A gold medal from the 1980 Olympics in Lake Placid, United States. It was given to Eric Heiden for winning the 10,000m Men’s Speed Skating event.
(AP Photo/Tina Fineberg; USA’s Eric Heiden with his record five gold medals/photo by Bettmann/Getty Images)
A close-up of a gold medal from the 1976 Olympics in Innsbruck, Austria. It was given to Dorothy Hamill for winning the Individual Women’s Figure Skating event.
(AP Photo/Tina Fineberg; USA’s Dorothy Hamill/photo by Tony Duffy/Getty Images)
The lines on the front of the 1972 medal represent snow and ice. The XI Olympic Winter Games were held in Sapporo, Japan.
(IOC photo; Dutch speed skater Ard Schenk in February 1972 in Sapporo/photo by AFP/Getty Images)
The medals for the 1968 X Olympic Winter Games were the first-ever Olympic medals made for each sport discipline.
(IOC photo; French gold medalist Jean-Claude Killy, with Austrians Herbert Huber and Alfred Matt in Grenoble, France./Photo by IOC Olympic Museum/Allsport)
The 1964 medal design for the IX Winter Olympic Games features an Alpine scene. The 1964 Winter Olympics were held in Innsbruck, Austria.

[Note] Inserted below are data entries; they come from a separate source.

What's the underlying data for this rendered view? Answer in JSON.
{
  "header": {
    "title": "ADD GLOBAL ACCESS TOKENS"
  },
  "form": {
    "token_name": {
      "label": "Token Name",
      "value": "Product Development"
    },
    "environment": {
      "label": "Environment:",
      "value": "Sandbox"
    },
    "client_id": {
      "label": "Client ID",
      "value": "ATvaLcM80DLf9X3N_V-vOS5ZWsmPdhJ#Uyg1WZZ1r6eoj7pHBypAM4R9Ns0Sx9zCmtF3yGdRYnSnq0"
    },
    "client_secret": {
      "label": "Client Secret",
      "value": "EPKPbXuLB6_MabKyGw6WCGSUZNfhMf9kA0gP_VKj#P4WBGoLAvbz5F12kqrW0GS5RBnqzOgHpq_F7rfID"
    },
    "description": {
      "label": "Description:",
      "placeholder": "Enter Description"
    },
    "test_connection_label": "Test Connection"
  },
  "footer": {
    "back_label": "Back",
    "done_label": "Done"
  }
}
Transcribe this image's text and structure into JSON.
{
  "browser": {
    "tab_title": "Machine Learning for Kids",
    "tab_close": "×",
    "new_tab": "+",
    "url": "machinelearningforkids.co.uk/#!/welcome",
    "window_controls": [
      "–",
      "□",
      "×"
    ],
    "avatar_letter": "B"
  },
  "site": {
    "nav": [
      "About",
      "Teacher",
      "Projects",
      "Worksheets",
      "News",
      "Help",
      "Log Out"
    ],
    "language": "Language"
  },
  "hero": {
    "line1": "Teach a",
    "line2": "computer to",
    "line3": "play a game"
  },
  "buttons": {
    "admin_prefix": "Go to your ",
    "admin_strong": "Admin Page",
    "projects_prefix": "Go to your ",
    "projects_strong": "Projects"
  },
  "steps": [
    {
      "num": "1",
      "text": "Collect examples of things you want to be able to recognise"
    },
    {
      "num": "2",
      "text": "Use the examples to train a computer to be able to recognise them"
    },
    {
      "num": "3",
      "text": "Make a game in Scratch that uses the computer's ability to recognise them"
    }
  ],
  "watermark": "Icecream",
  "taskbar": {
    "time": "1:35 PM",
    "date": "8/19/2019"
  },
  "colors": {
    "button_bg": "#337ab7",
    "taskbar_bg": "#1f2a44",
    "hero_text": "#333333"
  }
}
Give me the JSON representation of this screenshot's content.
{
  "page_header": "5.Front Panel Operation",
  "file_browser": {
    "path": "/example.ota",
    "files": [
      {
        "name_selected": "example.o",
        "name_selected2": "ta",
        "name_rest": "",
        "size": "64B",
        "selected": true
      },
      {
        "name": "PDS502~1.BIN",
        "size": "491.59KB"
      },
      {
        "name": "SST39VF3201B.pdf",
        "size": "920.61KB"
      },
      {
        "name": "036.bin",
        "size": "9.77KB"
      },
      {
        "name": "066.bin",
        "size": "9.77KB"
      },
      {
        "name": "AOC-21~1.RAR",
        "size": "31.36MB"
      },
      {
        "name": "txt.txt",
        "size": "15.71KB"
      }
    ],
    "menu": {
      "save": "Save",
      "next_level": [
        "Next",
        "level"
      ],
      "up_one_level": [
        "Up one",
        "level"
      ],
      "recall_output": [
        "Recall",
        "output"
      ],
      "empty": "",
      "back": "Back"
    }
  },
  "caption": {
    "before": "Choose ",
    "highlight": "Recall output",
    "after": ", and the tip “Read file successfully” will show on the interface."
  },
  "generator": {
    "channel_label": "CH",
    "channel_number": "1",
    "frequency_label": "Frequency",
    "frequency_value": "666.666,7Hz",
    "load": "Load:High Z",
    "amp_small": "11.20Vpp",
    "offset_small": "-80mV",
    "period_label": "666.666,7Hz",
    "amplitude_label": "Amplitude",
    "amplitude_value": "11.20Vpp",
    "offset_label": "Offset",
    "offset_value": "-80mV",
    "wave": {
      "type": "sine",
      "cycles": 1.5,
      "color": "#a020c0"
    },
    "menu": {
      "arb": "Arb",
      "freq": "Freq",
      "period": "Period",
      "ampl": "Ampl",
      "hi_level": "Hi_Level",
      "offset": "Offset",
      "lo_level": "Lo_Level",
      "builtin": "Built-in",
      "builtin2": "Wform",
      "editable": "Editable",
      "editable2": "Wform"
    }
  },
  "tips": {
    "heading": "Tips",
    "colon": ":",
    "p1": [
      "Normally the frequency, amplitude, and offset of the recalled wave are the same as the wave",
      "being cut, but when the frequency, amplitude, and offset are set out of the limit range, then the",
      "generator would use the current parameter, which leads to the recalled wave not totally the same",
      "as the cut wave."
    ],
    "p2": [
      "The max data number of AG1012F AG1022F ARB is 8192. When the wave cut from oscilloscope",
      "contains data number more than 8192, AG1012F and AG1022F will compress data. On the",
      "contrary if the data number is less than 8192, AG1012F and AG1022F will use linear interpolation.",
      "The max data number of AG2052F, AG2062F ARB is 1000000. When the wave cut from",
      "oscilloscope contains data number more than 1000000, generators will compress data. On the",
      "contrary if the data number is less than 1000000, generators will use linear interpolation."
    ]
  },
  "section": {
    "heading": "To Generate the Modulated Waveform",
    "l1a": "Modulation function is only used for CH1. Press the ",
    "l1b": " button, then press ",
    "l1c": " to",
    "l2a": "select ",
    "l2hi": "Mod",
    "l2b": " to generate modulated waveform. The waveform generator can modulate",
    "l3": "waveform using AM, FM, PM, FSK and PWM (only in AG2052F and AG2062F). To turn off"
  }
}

(Women’s Giant Slalom winners, (L-R) France’s Christine Goitschell (gold), USA’s Jean Saubert (bronze), France’s Marielle Goitschell (silver)/Getty Images; IOC photo)
The 1960 Olympic medal depicts a man and woman,
symbolizing the youth of America and the world. The Games were held in Squaw Valley, United States. (IOC photo; 1960 Winter Olympics opening ceremony, Squaw Valley/photo by Robert Riger/Getty Images)
The 1956 medal depicts the Olympic flame behind a woman’s head with a crown of five Olympic rings. The VII Olympic Winter Games were held in Cortina d’Ampezzo, Italy.
(IOC photo; Winners of Men’s Slalom, (L-R) Sweden’s Stig Sollander (bronze), Austria’s Tony Sailer (gold); and Japan’s Chiharu Chick Igaya (silver)/AP Photo)
A gold medal from the 1952 Olympics in Oslo, Sweden. It was given to Dick Button for winning the men’s singles figure skating event.
(AP Photo/Tina Fineberg; Winners of the men’s figure skating event–Helmut Seibt Austria, silver; Dick Button USA, gold; James Grogan USA, bronze/photo by Reg Birkett/Keystone/Getty Images)
After a 12-year absence, the 1948 Games were the first held after World War II and were called the “Games of Renewal.” The medal features snow crystals, the Olympic Rings, and a hand holding a lit torch.
(IOC photo; United States gold medalists for the Four-Man Bobsled in St. Moritz, Switzerland, 1948/photo by Getty Images)
The medals for the 1936 Winter Olympics feature a Goddess of Victory in an ancient chariot. The Games were held in Garmisch-Partenkirchen, Germany, three years before the start of World War II.
(IOC photo: United States gold medalists for the Two-Man Bobsled, February 1936/photo by STAFF/AFP/Getty Images)
The Lake Placid 1932 Olympic gold medal. It was given to American speed skater Jack Shea for winning the 1,500m event in Men’s Speed Skating.
(AP Photo/Tina Fineberg; Jack Shea, American speed skater and Olympic gold medalist in Lake Placid, United States, 1932/photo by Getty Images)
The medals for the 1928 Olympic Winter Games featured a skater with her arms wide open, snowflakes, and the Olympic Rings.
(IOC photo; Norwegian figure skater Sonja Henie shows off her gold medal at the 1928 Olympics in St. Moritz, Switzerland/Getty Images)
The 1924 Winter Olympics were the first Winter Games ever held. The medals featured a winter sports athlete holding a pair of skates and skis in his hands.
(IOC photos; Curling in Chamonix 1924, the team of Great Britain in Chamonix, France.)